**Task statement**
Retype everything in the listing, leaving each line exactly as it is.
Information shown Start Marker
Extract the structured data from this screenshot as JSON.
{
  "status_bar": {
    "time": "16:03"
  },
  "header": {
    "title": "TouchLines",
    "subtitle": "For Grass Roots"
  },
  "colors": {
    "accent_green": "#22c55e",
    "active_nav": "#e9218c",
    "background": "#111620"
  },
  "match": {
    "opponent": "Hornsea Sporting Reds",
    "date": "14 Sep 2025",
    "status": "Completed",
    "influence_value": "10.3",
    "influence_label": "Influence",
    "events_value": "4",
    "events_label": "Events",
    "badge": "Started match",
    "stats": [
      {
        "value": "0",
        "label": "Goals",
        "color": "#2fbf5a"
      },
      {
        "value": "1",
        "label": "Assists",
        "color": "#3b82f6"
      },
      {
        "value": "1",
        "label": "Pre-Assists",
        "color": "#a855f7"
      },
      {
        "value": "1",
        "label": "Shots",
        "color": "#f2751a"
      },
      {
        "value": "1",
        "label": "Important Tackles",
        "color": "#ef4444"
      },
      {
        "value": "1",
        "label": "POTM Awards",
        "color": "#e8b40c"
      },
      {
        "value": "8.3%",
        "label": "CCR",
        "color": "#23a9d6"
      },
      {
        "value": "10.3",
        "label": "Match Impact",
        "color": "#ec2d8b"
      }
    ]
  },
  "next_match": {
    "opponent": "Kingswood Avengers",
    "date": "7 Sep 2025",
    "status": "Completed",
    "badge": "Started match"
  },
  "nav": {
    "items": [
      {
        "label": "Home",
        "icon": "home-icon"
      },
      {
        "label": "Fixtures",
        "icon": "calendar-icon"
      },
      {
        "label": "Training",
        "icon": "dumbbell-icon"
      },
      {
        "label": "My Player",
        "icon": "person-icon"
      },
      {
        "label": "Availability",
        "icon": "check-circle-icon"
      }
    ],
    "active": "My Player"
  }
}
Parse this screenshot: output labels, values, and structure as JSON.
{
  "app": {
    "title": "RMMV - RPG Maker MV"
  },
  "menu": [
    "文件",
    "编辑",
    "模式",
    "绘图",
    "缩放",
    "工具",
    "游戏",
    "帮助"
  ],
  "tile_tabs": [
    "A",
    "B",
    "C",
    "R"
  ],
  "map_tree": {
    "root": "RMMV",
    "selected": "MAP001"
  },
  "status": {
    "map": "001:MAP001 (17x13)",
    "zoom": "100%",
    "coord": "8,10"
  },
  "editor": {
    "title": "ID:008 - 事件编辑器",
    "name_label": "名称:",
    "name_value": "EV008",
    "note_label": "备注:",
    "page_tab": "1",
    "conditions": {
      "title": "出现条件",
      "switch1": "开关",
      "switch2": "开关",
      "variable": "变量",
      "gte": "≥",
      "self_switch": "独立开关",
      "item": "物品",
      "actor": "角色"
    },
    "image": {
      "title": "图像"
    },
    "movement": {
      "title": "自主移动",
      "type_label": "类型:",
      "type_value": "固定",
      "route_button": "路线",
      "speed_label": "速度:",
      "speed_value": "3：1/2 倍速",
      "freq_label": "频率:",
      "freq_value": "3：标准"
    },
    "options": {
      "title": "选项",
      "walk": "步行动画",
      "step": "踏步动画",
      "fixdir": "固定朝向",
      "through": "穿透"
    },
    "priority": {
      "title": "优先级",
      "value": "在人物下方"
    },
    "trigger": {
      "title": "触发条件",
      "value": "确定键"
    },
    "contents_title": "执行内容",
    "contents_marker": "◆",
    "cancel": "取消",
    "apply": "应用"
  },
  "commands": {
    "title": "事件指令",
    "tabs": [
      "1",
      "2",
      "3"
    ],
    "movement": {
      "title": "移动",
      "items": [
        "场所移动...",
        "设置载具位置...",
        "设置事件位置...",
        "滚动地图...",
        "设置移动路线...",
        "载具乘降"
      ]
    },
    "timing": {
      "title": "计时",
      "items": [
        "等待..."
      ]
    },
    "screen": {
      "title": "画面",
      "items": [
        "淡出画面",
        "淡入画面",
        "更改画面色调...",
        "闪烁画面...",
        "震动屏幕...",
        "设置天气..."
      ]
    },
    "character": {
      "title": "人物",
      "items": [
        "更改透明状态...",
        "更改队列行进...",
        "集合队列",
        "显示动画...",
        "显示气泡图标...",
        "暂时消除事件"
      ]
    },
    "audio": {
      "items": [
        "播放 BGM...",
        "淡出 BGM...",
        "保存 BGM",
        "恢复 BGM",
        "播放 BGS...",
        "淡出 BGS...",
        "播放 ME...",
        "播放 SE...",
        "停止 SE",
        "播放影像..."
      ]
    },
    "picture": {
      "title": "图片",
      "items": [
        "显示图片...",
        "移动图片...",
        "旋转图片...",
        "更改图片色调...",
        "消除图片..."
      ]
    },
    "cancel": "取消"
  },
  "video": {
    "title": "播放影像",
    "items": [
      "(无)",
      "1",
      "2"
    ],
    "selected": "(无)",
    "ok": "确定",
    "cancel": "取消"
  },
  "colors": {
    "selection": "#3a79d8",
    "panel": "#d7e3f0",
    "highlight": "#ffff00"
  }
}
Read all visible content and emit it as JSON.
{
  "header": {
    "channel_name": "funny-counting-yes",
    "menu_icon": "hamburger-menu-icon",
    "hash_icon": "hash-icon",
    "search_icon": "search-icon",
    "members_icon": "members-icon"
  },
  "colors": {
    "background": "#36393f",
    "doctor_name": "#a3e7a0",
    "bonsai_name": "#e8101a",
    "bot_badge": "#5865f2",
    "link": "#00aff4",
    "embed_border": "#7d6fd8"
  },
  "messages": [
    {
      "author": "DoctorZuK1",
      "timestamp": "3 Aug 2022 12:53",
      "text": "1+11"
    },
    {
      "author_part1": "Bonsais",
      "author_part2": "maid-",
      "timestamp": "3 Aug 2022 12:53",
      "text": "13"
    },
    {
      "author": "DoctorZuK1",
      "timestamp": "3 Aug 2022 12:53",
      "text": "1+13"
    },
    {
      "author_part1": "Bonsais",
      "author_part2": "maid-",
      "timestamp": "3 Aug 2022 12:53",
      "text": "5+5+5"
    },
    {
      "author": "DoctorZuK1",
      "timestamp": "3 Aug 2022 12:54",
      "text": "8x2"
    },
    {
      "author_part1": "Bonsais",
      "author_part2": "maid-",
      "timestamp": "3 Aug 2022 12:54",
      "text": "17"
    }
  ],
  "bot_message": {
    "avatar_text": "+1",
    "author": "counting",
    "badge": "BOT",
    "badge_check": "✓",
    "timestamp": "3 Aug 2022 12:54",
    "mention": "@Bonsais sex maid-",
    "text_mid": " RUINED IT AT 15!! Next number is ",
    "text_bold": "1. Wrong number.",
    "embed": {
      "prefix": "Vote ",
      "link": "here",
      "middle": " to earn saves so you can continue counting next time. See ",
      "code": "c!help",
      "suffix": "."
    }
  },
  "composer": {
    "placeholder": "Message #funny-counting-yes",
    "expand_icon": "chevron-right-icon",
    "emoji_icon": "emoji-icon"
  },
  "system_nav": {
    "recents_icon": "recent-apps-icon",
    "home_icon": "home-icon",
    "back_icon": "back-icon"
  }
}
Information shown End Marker
**Output below**
Extract the structured data from this screenshot as JSON.
{
  "status_bar": {
    "time": "16:03"
  },
  "header": {
    "title": "TouchLines",
    "subtitle": "For Grass Roots"
  },
  "colors": {
    "accent_green": "#22c55e",
    "active_nav": "#e9218c",
    "background": "#111620"
  },
  "match": {
    "opponent": "Hornsea Sporting Reds",
    "date": "14 Sep 2025",
    "status": "Completed",
    "influence_value": "10.3",
    "influence_label": "Influence",
    "events_value": "4",
    "events_label": "Events",
    "badge": "Started match",
    "stats": [
      {
        "value": "0",
        "label": "Goals",
        "color": "#2fbf5a"
      },
      {
        "value": "1",
        "label": "Assists",
        "color": "#3b82f6"
      },
      {
        "value": "1",
        "label": "Pre-Assists",
        "color": "#a855f7"
      },
      {
        "value": "1",
        "label": "Shots",
        "color": "#f2751a"
      },
      {
        "value": "1",
        "label": "Important Tackles",
        "color": "#ef4444"
      },
      {
        "value": "1",
        "label": "POTM Awards",
        "color": "#e8b40c"
      },
      {
        "value": "8.3%",
        "label": "CCR",
        "color": "#23a9d6"
      },
      {
        "value": "10.3",
        "label": "Match Impact",
        "color": "#ec2d8b"
      }
    ]
  },
  "next_match": {
    "opponent": "Kingswood Avengers",
    "date": "7 Sep 2025",
    "status": "Completed",
    "badge": "Started match"
  },
  "nav": {
    "items": [
      {
        "label": "Home",
        "icon": "home-icon"
      },
      {
        "label": "Fixtures",
        "icon": "calendar-icon"
      },
      {
        "label": "Training",
        "icon": "dumbbell-icon"
      },
      {
        "label": "My Player",
        "icon": "person-icon"
      },
      {
        "label": "Availability",
        "icon": "check-circle-icon"
      }
    ],
    "active": "My Player"
  }
}
Parse this screenshot: output labels, values, and structure as JSON.
{
  "app": {
    "title": "RMMV - RPG Maker MV"
  },
  "menu": [
    "文件",
    "编辑",
    "模式",
    "绘图",
    "缩放",
    "工具",
    "游戏",
    "帮助"
  ],
  "tile_tabs": [
    "A",
    "B",
    "C",
    "R"
  ],
  "map_tree": {
    "root": "RMMV",
    "selected": "MAP001"
  },
  "status": {
    "map": "001:MAP001 (17x13)",
    "zoom": "100%",
    "coord": "8,10"
  },
  "editor": {
    "title": "ID:008 - 事件编辑器",
    "name_label": "名称:",
    "name_value": "EV008",
    "note_label": "备注:",
    "page_tab": "1",
    "conditions": {
      "title": "出现条件",
      "switch1": "开关",
      "switch2": "开关",
      "variable": "变量",
      "gte": "≥",
      "self_switch": "独立开关",
      "item": "物品",
      "actor": "角色"
    },
    "image": {
      "title": "图像"
    },
    "movement": {
      "title": "自主移动",
      "type_label": "类型:",
      "type_value": "固定",
      "route_button": "路线",
      "speed_label": "速度:",
      "speed_value": "3：1/2 倍速",
      "freq_label": "频率:",
      "freq_value": "3：标准"
    },
    "options": {
      "title": "选项",
      "walk": "步行动画",
      "step": "踏步动画",
      "fixdir": "固定朝向",
      "through": "穿透"
    },
    "priority": {
      "title": "优先级",
      "value": "在人物下方"
    },
    "trigger": {
      "title": "触发条件",
      "value": "确定键"
    },
    "contents_title": "执行内容",
    "contents_marker": "◆",
    "cancel": "取消",
    "apply": "应用"
  },
  "commands": {
    "title": "事件指令",
    "tabs": [
      "1",
      "2",
      "3"
    ],
    "movement": {
      "title": "移动",
      "items": [
        "场所移动...",
        "设置载具位置...",
        "设置事件位置...",
        "滚动地图...",
        "设置移动路线...",
        "载具乘降"
      ]
    },
    "timing": {
      "title": "计时",
      "items": [
        "等待..."
      ]
    },
    "screen": {
      "title": "画面",
      "items": [
        "淡出画面",
        "淡入画面",
        "更改画面色调...",
        "闪烁画面...",
        "震动屏幕...",
        "设置天气..."
      ]
    },
    "character": {
      "title": "人物",
      "items": [
        "更改透明状态...",
        "更改队列行进...",
        "集合队列",
        "显示动画...",
        "显示气泡图标...",
        "暂时消除事件"
      ]
    },
    "audio": {
      "items": [
        "播放 BGM...",
        "淡出 BGM...",
        "保存 BGM",
        "恢复 BGM",
        "播放 BGS...",
        "淡出 BGS...",
        "播放 ME...",
        "播放 SE...",
        "停止 SE",
        "播放影像..."
      ]
    },
    "picture": {
      "title": "图片",
      "items": [
        "显示图片...",
        "移动图片...",
        "旋转图片...",
        "更改图片色调...",
        "消除图片..."
      ]
    },
    "cancel": "取消"
  },
  "video": {
    "title": "播放影像",
    "items": [
      "(无)",
      "1",
      "2"
    ],
    "selected": "(无)",
    "ok": "确定",
    "cancel": "取消"
  },
  "colors": {
    "selection": "#3a79d8",
    "panel": "#d7e3f0",
    "highlight": "#ffff00"
  }
}
Read all visible content and emit it as JSON.
{
  "header": {
    "channel_name": "funny-counting-yes",
    "menu_icon": "hamburger-menu-icon",
    "hash_icon": "hash-icon",
    "search_icon": "search-icon",
    "members_icon": "members-icon"
  },
  "colors": {
    "background": "#36393f",
    "doctor_name": "#a3e7a0",
    "bonsai_name": "#e8101a",
    "bot_badge": "#5865f2",
    "link": "#00aff4",
    "embed_border": "#7d6fd8"
  },
  "messages": [
    {
      "author": "DoctorZuK1",
      "timestamp": "3 Aug 2022 12:53",
      "text": "1+11"
    },
    {
      "author_part1": "Bonsais",
      "author_part2": "maid-",
      "timestamp": "3 Aug 2022 12:53",
      "text": "13"
    },
    {
      "author": "DoctorZuK1",
      "timestamp": "3 Aug 2022 12:53",
      "text": "1+13"
    },
    {
      "author_part1": "Bonsais",
      "author_part2": "maid-",
      "timestamp": "3 Aug 2022 12:53",
      "text": "5+5+5"
    },
    {
      "author": "DoctorZuK1",
      "timestamp": "3 Aug 2022 12:54",
      "text": "8x2"
    },
    {
      "author_part1": "Bonsais",
      "author_part2": "maid-",
      "timestamp": "3 Aug 2022 12:54",
      "text": "17"
    }
  ],
  "bot_message": {
    "avatar_text": "+1",
    "author": "counting",
    "badge": "BOT",
    "badge_check": "✓",
    "timestamp": "3 Aug 2022 12:54",
    "mention": "@Bonsais sex maid-",
    "text_mid": " RUINED IT AT 15!! Next number is ",
    "text_bold": "1. Wrong number.",
    "embed": {
      "prefix": "Vote ",
      "link": "here",
      "middle": " to earn saves so you can continue counting next time. See ",
      "code": "c!help",
      "suffix": "."
    }
  },
  "composer": {
    "placeholder": "Message #funny-counting-yes",
    "expand_icon": "chevron-right-icon",
    "emoji_icon": "emoji-icon"
  },
  "system_nav": {
    "recents_icon": "recent-apps-icon",
    "home_icon": "home-icon",
    "back_icon": "back-icon"
  }
}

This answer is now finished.